For a business these kinds of as Palantir, Dow’s working experience of starting to be a lightning rod for antiwar sentiment signifies a cautionary tale. “People who really don’t even know what Palantir does will start off to associate it with ICE,” Soule reported in an e mail.
Further than campuses, other distinguished tech corporations have begun to drop associations with Palantir. AnitaB.org, the females in tech team that puts on the world’s most significant convention for women of all ages in computing, dropped Palantir as a sponsor soon after a petition circulated. Lesbians Who Tech also taken out Palantir from the checklist of sponsors for its once-a-year convention in New York in August, which aims to endorse LGBTQ-identifying persons in tech.
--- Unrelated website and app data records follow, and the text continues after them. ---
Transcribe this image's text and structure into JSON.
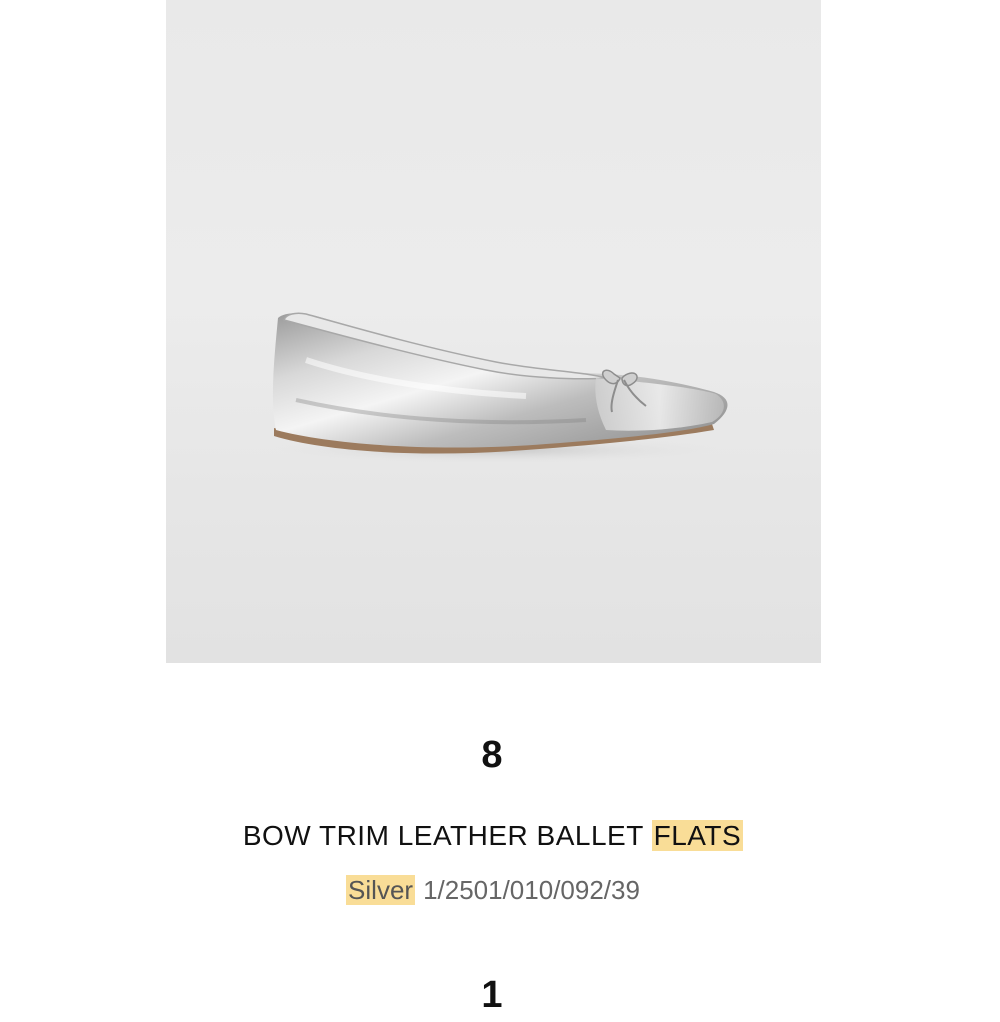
{
  "item": {
    "quantity": "8",
    "name_main": "BOW TRIM LEATHER BALLET ",
    "name_highlight": "FLATS",
    "color": "Silver",
    "reference": "1/2501/010/092/39",
    "image_icon": "silver-ballet-flat-photo"
  },
  "next_item": {
    "quantity": "1"
  },
  "colors": {
    "highlight": "#f9dd97",
    "image_bg": "#e9e9e9",
    "meta_text": "#666666"
  }
}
As of but, tech giants’ controversial customers haven’t translated into any actual trouble attracting college learners, mentioned John Sullivan, a professor at San Francisco Point out College professor who is also a recruiting advisor to firms which includes Google and Facebook. He reported recruiters form relationships with higher education recruits on-line more than time, and that protests at career fairs are unlikely to impede organization accessibility to pupils.
Workers elevating moral worries offers a even larger danger to organizations than student recruits, he claimed.
Sullivan advises organizations with controversial contracts to present the center ground, to proficiently say, “We do company with ICE, but we also give assist to hospitals and other crucial establishments. Yes, we’re listening, but there’s a restrict to what we can do. The shareholders continue to hope us to do enterprise with the federal federal government.”
Nonetheless, Sullivan said new consciousness about tech is “a brand-new ballgame.”
“The young era has acquired you can talk to for points. … They’re concerned about the ecosystem, and involved about ICE, so they are far more socially conscious than they have been in a long time, and they’ve uncovered how to make it be listened to,” he mentioned.
Personnel author Johana Bhuiyan contributed to this report.
window.fbAsyncInit = functionality() FB.init(
appId : '119932621434123',
xfbml : real, model : 'v2.9' )
(purpose(d, s, id)
var js, fjs = d.getElementsByTagName(s)
if (d.getElementById(id)) return
js = d.createElement(s) js.id = id
js.src = "https://link.facebook.internet/en_US/sdk.js"
(doc, 'script', 'facebook-jssdk'))